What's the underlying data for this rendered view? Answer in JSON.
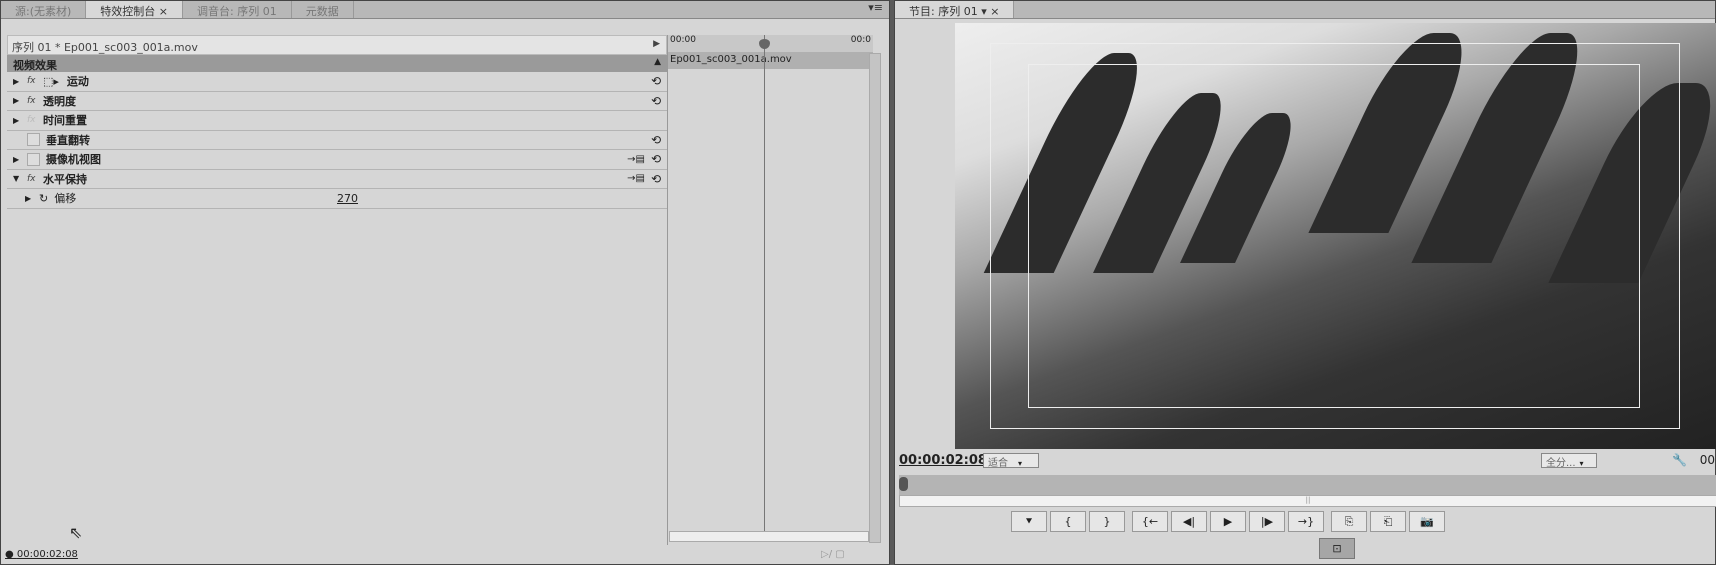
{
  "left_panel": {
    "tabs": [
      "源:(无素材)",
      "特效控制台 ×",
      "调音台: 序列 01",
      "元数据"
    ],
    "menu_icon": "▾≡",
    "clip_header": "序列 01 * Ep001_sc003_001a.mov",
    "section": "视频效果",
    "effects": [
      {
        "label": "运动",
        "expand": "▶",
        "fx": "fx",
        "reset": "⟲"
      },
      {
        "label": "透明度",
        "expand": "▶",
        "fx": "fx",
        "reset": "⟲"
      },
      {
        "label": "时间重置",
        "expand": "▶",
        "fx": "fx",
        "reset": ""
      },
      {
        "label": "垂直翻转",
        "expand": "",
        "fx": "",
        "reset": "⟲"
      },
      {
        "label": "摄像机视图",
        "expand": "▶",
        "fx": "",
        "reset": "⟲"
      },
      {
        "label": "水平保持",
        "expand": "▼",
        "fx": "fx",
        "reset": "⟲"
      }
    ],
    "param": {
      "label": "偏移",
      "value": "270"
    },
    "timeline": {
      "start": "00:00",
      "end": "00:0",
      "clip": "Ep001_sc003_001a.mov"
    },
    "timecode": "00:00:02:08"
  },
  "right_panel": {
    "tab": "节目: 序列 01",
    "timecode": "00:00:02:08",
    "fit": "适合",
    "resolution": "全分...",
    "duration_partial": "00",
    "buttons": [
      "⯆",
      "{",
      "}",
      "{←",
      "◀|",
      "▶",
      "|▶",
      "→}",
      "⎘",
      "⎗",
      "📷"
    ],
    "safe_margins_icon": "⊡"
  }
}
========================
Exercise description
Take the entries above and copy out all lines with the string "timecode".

Output below
    "timecode": "00:00:02:08"
    "timecode": "00:00:02:08",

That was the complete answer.